**DATASET EXCERPTS:**
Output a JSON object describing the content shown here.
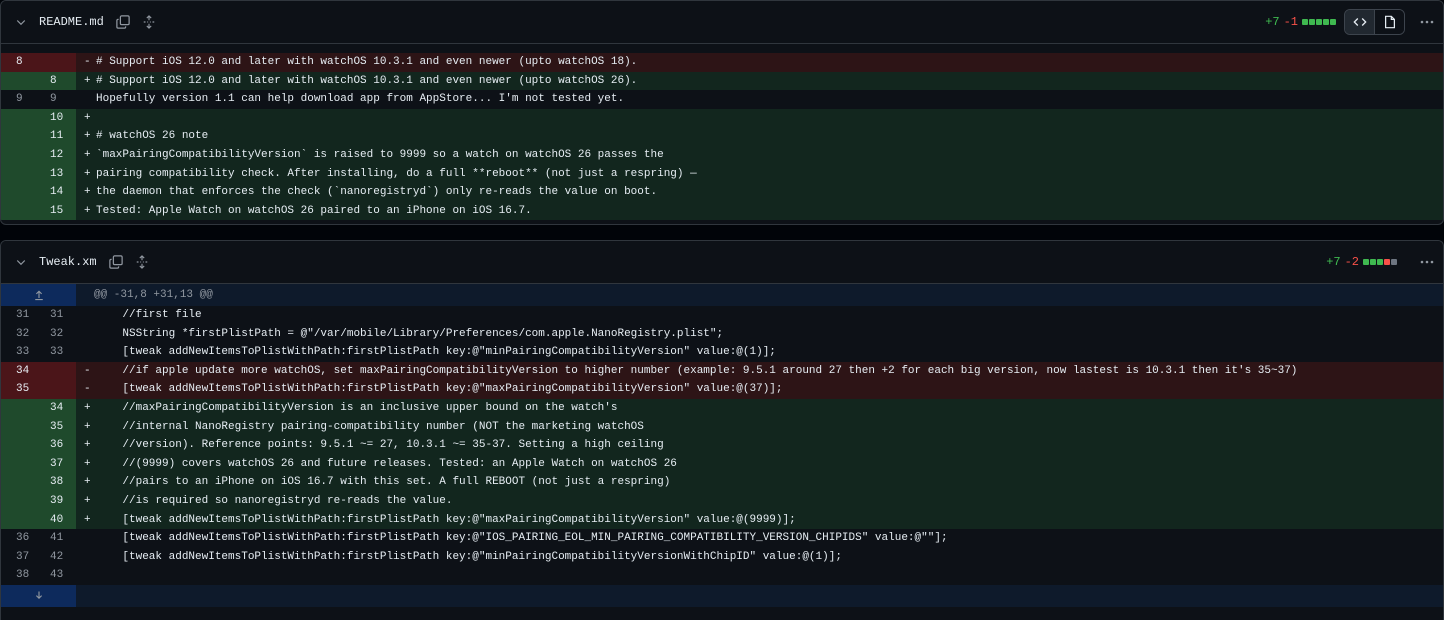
{
  "files": [
    {
      "name": "README.md",
      "additions": "+7",
      "deletions": "-1",
      "blocks": [
        "#3fb950",
        "#3fb950",
        "#3fb950",
        "#3fb950",
        "#3fb950"
      ],
      "rows": [
        {
          "type": "del",
          "old": "8",
          "new": "",
          "mark": "-",
          "code": "# Support iOS 12.0 and later with watchOS 10.3.1 and even newer (upto watchOS 18)."
        },
        {
          "type": "add",
          "old": "",
          "new": "8",
          "mark": "+",
          "code": "# Support iOS 12.0 and later with watchOS 10.3.1 and even newer (upto watchOS 26)."
        },
        {
          "type": "ctx",
          "old": "9",
          "new": "9",
          "mark": "",
          "code": "Hopefully version 1.1 can help download app from AppStore... I'm not tested yet."
        },
        {
          "type": "add",
          "old": "",
          "new": "10",
          "mark": "+",
          "code": ""
        },
        {
          "type": "add",
          "old": "",
          "new": "11",
          "mark": "+",
          "code": "# watchOS 26 note"
        },
        {
          "type": "add",
          "old": "",
          "new": "12",
          "mark": "+",
          "code": "`maxPairingCompatibilityVersion` is raised to 9999 so a watch on watchOS 26 passes the"
        },
        {
          "type": "add",
          "old": "",
          "new": "13",
          "mark": "+",
          "code": "pairing compatibility check. After installing, do a full **reboot** (not just a respring) —"
        },
        {
          "type": "add",
          "old": "",
          "new": "14",
          "mark": "+",
          "code": "the daemon that enforces the check (`nanoregistryd`) only re-reads the value on boot."
        },
        {
          "type": "add",
          "old": "",
          "new": "15",
          "mark": "+",
          "code": "Tested: Apple Watch on watchOS 26 paired to an iPhone on iOS 16.7."
        }
      ]
    },
    {
      "name": "Tweak.xm",
      "additions": "+7",
      "deletions": "-2",
      "blocks": [
        "#3fb950",
        "#3fb950",
        "#3fb950",
        "#f85149",
        "#6e7681"
      ],
      "hunk": "@@ -31,8 +31,13 @@",
      "rows": [
        {
          "type": "ctx",
          "old": "31",
          "new": "31",
          "mark": "",
          "code": "    //first file"
        },
        {
          "type": "ctx",
          "old": "32",
          "new": "32",
          "mark": "",
          "code": "    NSString *firstPlistPath = @\"/var/mobile/Library/Preferences/com.apple.NanoRegistry.plist\";"
        },
        {
          "type": "ctx",
          "old": "33",
          "new": "33",
          "mark": "",
          "code": "    [tweak addNewItemsToPlistWithPath:firstPlistPath key:@\"minPairingCompatibilityVersion\" value:@(1)];"
        },
        {
          "type": "del",
          "old": "34",
          "new": "",
          "mark": "-",
          "code": "    //if apple update more watchOS, set maxPairingCompatibilityVersion to higher number (example: 9.5.1 around 27 then +2 for each big version, now lastest is 10.3.1 then it's 35~37)"
        },
        {
          "type": "del",
          "old": "35",
          "new": "",
          "mark": "-",
          "code": "    [tweak addNewItemsToPlistWithPath:firstPlistPath key:@\"maxPairingCompatibilityVersion\" value:@(37)];"
        },
        {
          "type": "add",
          "old": "",
          "new": "34",
          "mark": "+",
          "code": "    //maxPairingCompatibilityVersion is an inclusive upper bound on the watch's"
        },
        {
          "type": "add",
          "old": "",
          "new": "35",
          "mark": "+",
          "code": "    //internal NanoRegistry pairing-compatibility number (NOT the marketing watchOS"
        },
        {
          "type": "add",
          "old": "",
          "new": "36",
          "mark": "+",
          "code": "    //version). Reference points: 9.5.1 ~= 27, 10.3.1 ~= 35-37. Setting a high ceiling"
        },
        {
          "type": "add",
          "old": "",
          "new": "37",
          "mark": "+",
          "code": "    //(9999) covers watchOS 26 and future releases. Tested: an Apple Watch on watchOS 26"
        },
        {
          "type": "add",
          "old": "",
          "new": "38",
          "mark": "+",
          "code": "    //pairs to an iPhone on iOS 16.7 with this set. A full REBOOT (not just a respring)"
        },
        {
          "type": "add",
          "old": "",
          "new": "39",
          "mark": "+",
          "code": "    //is required so nanoregistryd re-reads the value."
        },
        {
          "type": "add",
          "old": "",
          "new": "40",
          "mark": "+",
          "code": "    [tweak addNewItemsToPlistWithPath:firstPlistPath key:@\"maxPairingCompatibilityVersion\" value:@(9999)];"
        },
        {
          "type": "ctx",
          "old": "36",
          "new": "41",
          "mark": "",
          "code": "    [tweak addNewItemsToPlistWithPath:firstPlistPath key:@\"IOS_PAIRING_EOL_MIN_PAIRING_COMPATIBILITY_VERSION_CHIPIDS\" value:@\"\"];"
        },
        {
          "type": "ctx",
          "old": "37",
          "new": "42",
          "mark": "",
          "code": "    [tweak addNewItemsToPlistWithPath:firstPlistPath key:@\"minPairingCompatibilityVersionWithChipID\" value:@(1)];"
        },
        {
          "type": "ctx",
          "old": "38",
          "new": "43",
          "mark": "",
          "code": ""
        }
      ]
    }
  ]
}
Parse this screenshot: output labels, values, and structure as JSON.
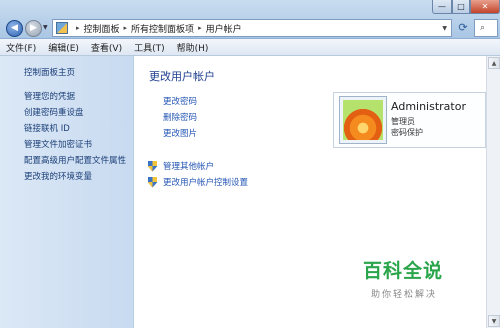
{
  "address_bar": {
    "crumbs": [
      "控制面板",
      "所有控制面板项",
      "用户帐户"
    ],
    "separator": "▸"
  },
  "window_controls": {
    "minimize": "—",
    "maximize": "□",
    "close": "✕"
  },
  "menu": [
    "文件(F)",
    "编辑(E)",
    "查看(V)",
    "工具(T)",
    "帮助(H)"
  ],
  "sidebar": {
    "home": "控制面板主页",
    "items": [
      "管理您的凭据",
      "创建密码重设盘",
      "链接联机 ID",
      "管理文件加密证书",
      "配置高级用户配置文件属性",
      "更改我的环境变量"
    ]
  },
  "main": {
    "heading": "更改用户帐户",
    "links": [
      "更改密码",
      "删除密码",
      "更改图片"
    ],
    "shield_links": [
      "管理其他帐户",
      "更改用户帐户控制设置"
    ]
  },
  "account": {
    "name": "Administrator",
    "role": "管理员",
    "password_status": "密码保护"
  },
  "watermark": {
    "title": "百科全说",
    "subtitle": "助你轻松解决"
  },
  "colors": {
    "link": "#2456b4",
    "sidebar_bg": "#c8daf0",
    "heading": "#1e3f8f"
  }
}
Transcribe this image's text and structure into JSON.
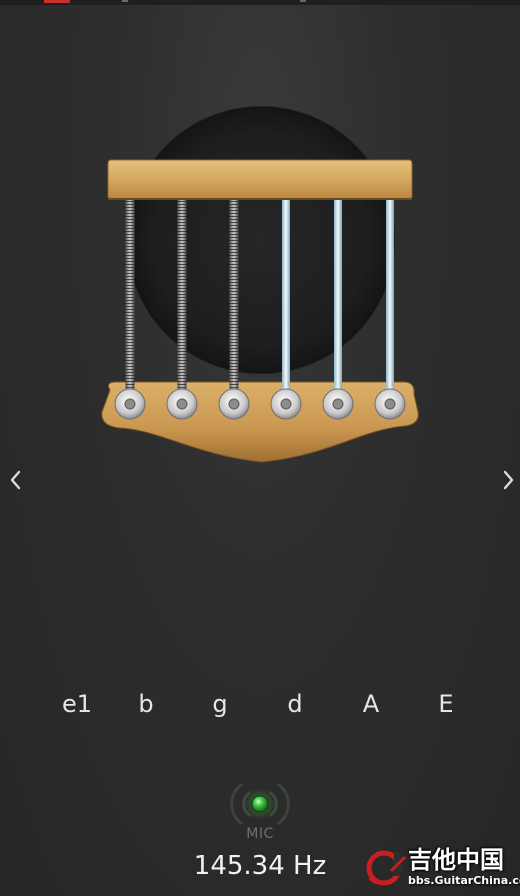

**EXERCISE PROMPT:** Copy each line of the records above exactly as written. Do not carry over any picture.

**WRITTEN ANSWER:**
Output a JSON object describing the content shown here.
{
  "files": [
    {
      "name": "README.md",
      "additions": "+7",
      "deletions": "-1",
      "blocks": [
        "#3fb950",
        "#3fb950",
        "#3fb950",
        "#3fb950",
        "#3fb950"
      ],
      "rows": [
        {
          "type": "del",
          "old": "8",
          "new": "",
          "mark": "-",
          "code": "# Support iOS 12.0 and later with watchOS 10.3.1 and even newer (upto watchOS 18)."
        },
        {
          "type": "add",
          "old": "",
          "new": "8",
          "mark": "+",
          "code": "# Support iOS 12.0 and later with watchOS 10.3.1 and even newer (upto watchOS 26)."
        },
        {
          "type": "ctx",
          "old": "9",
          "new": "9",
          "mark": "",
          "code": "Hopefully version 1.1 can help download app from AppStore... I'm not tested yet."
        },
        {
          "type": "add",
          "old": "",
          "new": "10",
          "mark": "+",
          "code": ""
        },
        {
          "type": "add",
          "old": "",
          "new": "11",
          "mark": "+",
          "code": "# watchOS 26 note"
        },
        {
          "type": "add",
          "old": "",
          "new": "12",
          "mark": "+",
          "code": "`maxPairingCompatibilityVersion` is raised to 9999 so a watch on watchOS 26 passes the"
        },
        {
          "type": "add",
          "old": "",
          "new": "13",
          "mark": "+",
          "code": "pairing compatibility check. After installing, do a full **reboot** (not just a respring) —"
        },
        {
          "type": "add",
          "old": "",
          "new": "14",
          "mark": "+",
          "code": "the daemon that enforces the check (`nanoregistryd`) only re-reads the value on boot."
        },
        {
          "type": "add",
          "old": "",
          "new": "15",
          "mark": "+",
          "code": "Tested: Apple Watch on watchOS 26 paired to an iPhone on iOS 16.7."
        }
      ]
    },
    {
      "name": "Tweak.xm",
      "additions": "+7",
      "deletions": "-2",
      "blocks": [
        "#3fb950",
        "#3fb950",
        "#3fb950",
        "#f85149",
        "#6e7681"
      ],
      "hunk": "@@ -31,8 +31,13 @@",
      "rows": [
        {
          "type": "ctx",
          "old": "31",
          "new": "31",
          "mark": "",
          "code": "    //first file"
        },
        {
          "type": "ctx",
          "old": "32",
          "new": "32",
          "mark": "",
          "code": "    NSString *firstPlistPath = @\"/var/mobile/Library/Preferences/com.apple.NanoRegistry.plist\";"
        },
        {
          "type": "ctx",
          "old": "33",
          "new": "33",
          "mark": "",
          "code": "    [tweak addNewItemsToPlistWithPath:firstPlistPath key:@\"minPairingCompatibilityVersion\" value:@(1)];"
        },
        {
          "type": "del",
          "old": "34",
          "new": "",
          "mark": "-",
          "code": "    //if apple update more watchOS, set maxPairingCompatibilityVersion to higher number (example: 9.5.1 around 27 then +2 for each big version, now lastest is 10.3.1 then it's 35~37)"
        },
        {
          "type": "del",
          "old": "35",
          "new": "",
          "mark": "-",
          "code": "    [tweak addNewItemsToPlistWithPath:firstPlistPath key:@\"maxPairingCompatibilityVersion\" value:@(37)];"
        },
        {
          "type": "add",
          "old": "",
          "new": "34",
          "mark": "+",
          "code": "    //maxPairingCompatibilityVersion is an inclusive upper bound on the watch's"
        },
        {
          "type": "add",
          "old": "",
          "new": "35",
          "mark": "+",
          "code": "    //internal NanoRegistry pairing-compatibility number (NOT the marketing watchOS"
        },
        {
          "type": "add",
          "old": "",
          "new": "36",
          "mark": "+",
          "code": "    //version). Reference points: 9.5.1 ~= 27, 10.3.1 ~= 35-37. Setting a high ceiling"
        },
        {
          "type": "add",
          "old": "",
          "new": "37",
          "mark": "+",
          "code": "    //(9999) covers watchOS 26 and future releases. Tested: an Apple Watch on watchOS 26"
        },
        {
          "type": "add",
          "old": "",
          "new": "38",
          "mark": "+",
          "code": "    //pairs to an iPhone on iOS 16.7 with this set. A full REBOOT (not just a respring)"
        },
        {
          "type": "add",
          "old": "",
          "new": "39",
          "mark": "+",
          "code": "    //is required so nanoregistryd re-reads the value."
        },
        {
          "type": "add",
          "old": "",
          "new": "40",
          "mark": "+",
          "code": "    [tweak addNewItemsToPlistWithPath:firstPlistPath key:@\"maxPairingCompatibilityVersion\" value:@(9999)];"
        },
        {
          "type": "ctx",
          "old": "36",
          "new": "41",
          "mark": "",
          "code": "    [tweak addNewItemsToPlistWithPath:firstPlistPath key:@\"IOS_PAIRING_EOL_MIN_PAIRING_COMPATIBILITY_VERSION_CHIPIDS\" value:@\"\"];"
        },
        {
          "type": "ctx",
          "old": "37",
          "new": "42",
          "mark": "",
          "code": "    [tweak addNewItemsToPlistWithPath:firstPlistPath key:@\"minPairingCompatibilityVersionWithChipID\" value:@(1)];"
        },
        {
          "type": "ctx",
          "old": "38",
          "new": "43",
          "mark": "",
          "code": ""
        }
      ]
    }
  ]
}
Parse this screenshot: output labels, values, and structure as JSON.
{
  "address_bar": {
    "crumbs": [
      "控制面板",
      "所有控制面板项",
      "用户帐户"
    ],
    "separator": "▸"
  },
  "window_controls": {
    "minimize": "—",
    "maximize": "□",
    "close": "✕"
  },
  "menu": [
    "文件(F)",
    "编辑(E)",
    "查看(V)",
    "工具(T)",
    "帮助(H)"
  ],
  "sidebar": {
    "home": "控制面板主页",
    "items": [
      "管理您的凭据",
      "创建密码重设盘",
      "链接联机 ID",
      "管理文件加密证书",
      "配置高级用户配置文件属性",
      "更改我的环境变量"
    ]
  },
  "main": {
    "heading": "更改用户帐户",
    "links": [
      "更改密码",
      "删除密码",
      "更改图片"
    ],
    "shield_links": [
      "管理其他帐户",
      "更改用户帐户控制设置"
    ]
  },
  "account": {
    "name": "Administrator",
    "role": "管理员",
    "password_status": "密码保护"
  },
  "watermark": {
    "title": "百科全说",
    "subtitle": "助你轻松解决"
  },
  "colors": {
    "link": "#2456b4",
    "sidebar_bg": "#c8daf0",
    "heading": "#1e3f8f"
  }
}
Transcribe this image's text and structure into JSON.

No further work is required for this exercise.